> [RECORDS PROVIDED]:
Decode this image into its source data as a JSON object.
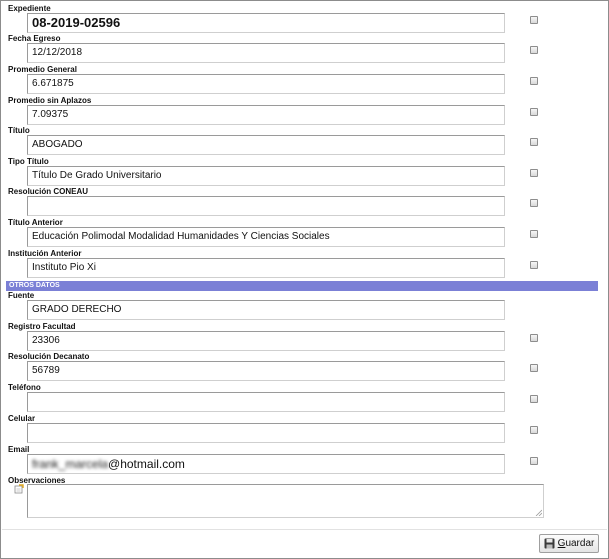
{
  "fields": [
    {
      "label": "Expediente",
      "value": "08-2019-02596"
    },
    {
      "label": "Fecha Egreso",
      "value": "12/12/2018"
    },
    {
      "label": "Promedio General",
      "value": "6.671875"
    },
    {
      "label": "Promedio sin Aplazos",
      "value": "7.09375"
    },
    {
      "label": "Título",
      "value": "ABOGADO"
    },
    {
      "label": "Tipo Título",
      "value": "Título De Grado Universitario"
    },
    {
      "label": "Resolución CONEAU",
      "value": ""
    },
    {
      "label": "Título Anterior",
      "value": "Educación Polimodal Modalidad Humanidades Y Ciencias Sociales"
    },
    {
      "label": "Institución Anterior",
      "value": "Instituto Pio Xi"
    }
  ],
  "section_title": "OTROS DATOS",
  "otros": [
    {
      "label": "Fuente",
      "value": "GRADO DERECHO"
    },
    {
      "label": "Registro Facultad",
      "value": "23306"
    },
    {
      "label": "Resolución Decanato",
      "value": "56789"
    },
    {
      "label": "Teléfono",
      "value": ""
    },
    {
      "label": "Celular",
      "value": ""
    },
    {
      "label": "Email",
      "value_hidden": "frank_marcela",
      "value_visible": "@hotmail.com"
    }
  ],
  "observaciones": {
    "label": "Observaciones",
    "value": ""
  },
  "save": {
    "first_letter": "G",
    "rest": "uardar",
    "icon": "floppy-disk-icon"
  },
  "colors": {
    "section_bar": "#7b80d6",
    "section_text": "#ffffff"
  }
}
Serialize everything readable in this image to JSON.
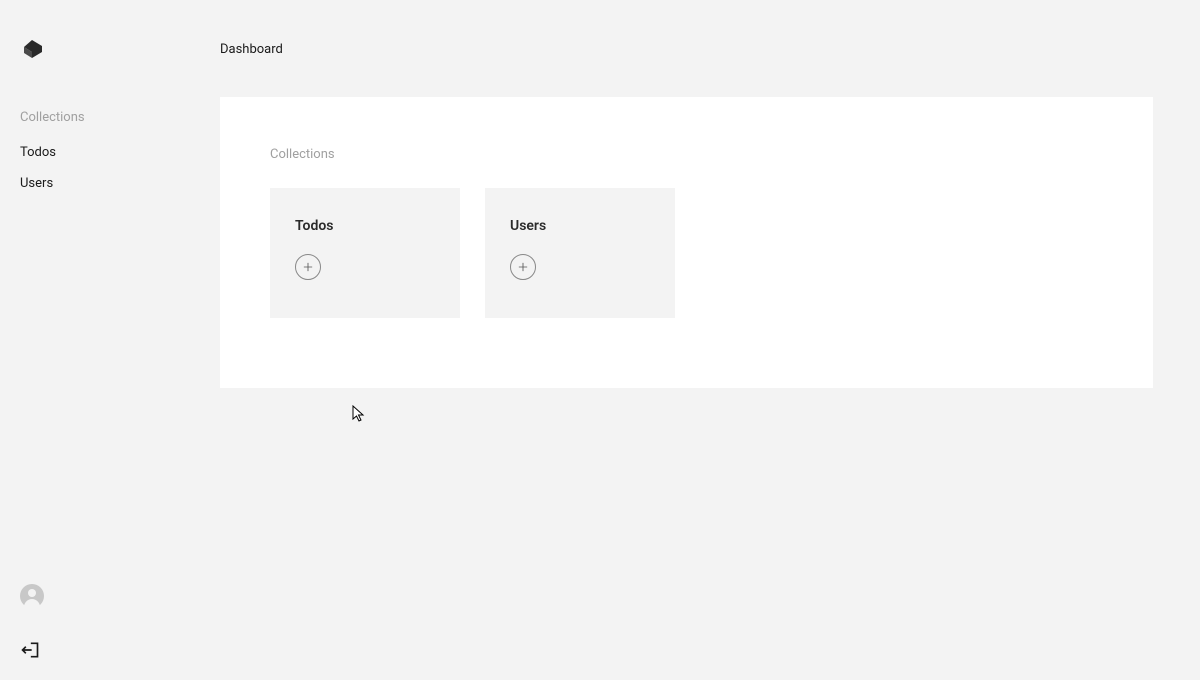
{
  "header": {
    "title": "Dashboard"
  },
  "sidebar": {
    "section_title": "Collections",
    "items": [
      {
        "label": "Todos"
      },
      {
        "label": "Users"
      }
    ]
  },
  "panel": {
    "section_title": "Collections",
    "cards": [
      {
        "title": "Todos"
      },
      {
        "title": "Users"
      }
    ]
  }
}
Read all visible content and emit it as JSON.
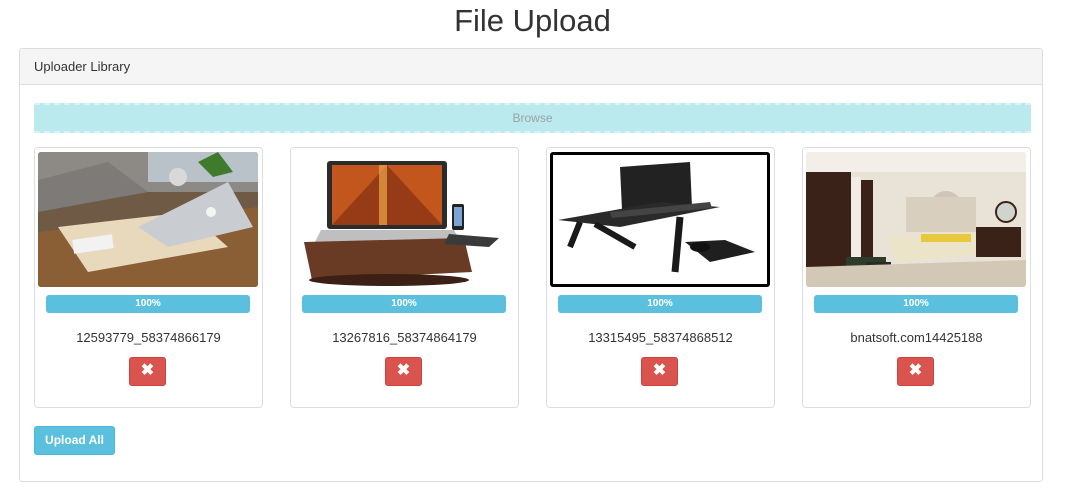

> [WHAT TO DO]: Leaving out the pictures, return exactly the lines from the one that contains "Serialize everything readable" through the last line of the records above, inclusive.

> [RESULT OF THIS EXERCISE]:
Serialize everything readable in this image to JSON.
{
  "header": {
    "title": "Dashboard"
  },
  "sidebar": {
    "section_title": "Collections",
    "items": [
      {
        "label": "Todos"
      },
      {
        "label": "Users"
      }
    ]
  },
  "panel": {
    "section_title": "Collections",
    "cards": [
      {
        "title": "Todos"
      },
      {
        "title": "Users"
      }
    ]
  }
}
Read all visible content and emit it as JSON.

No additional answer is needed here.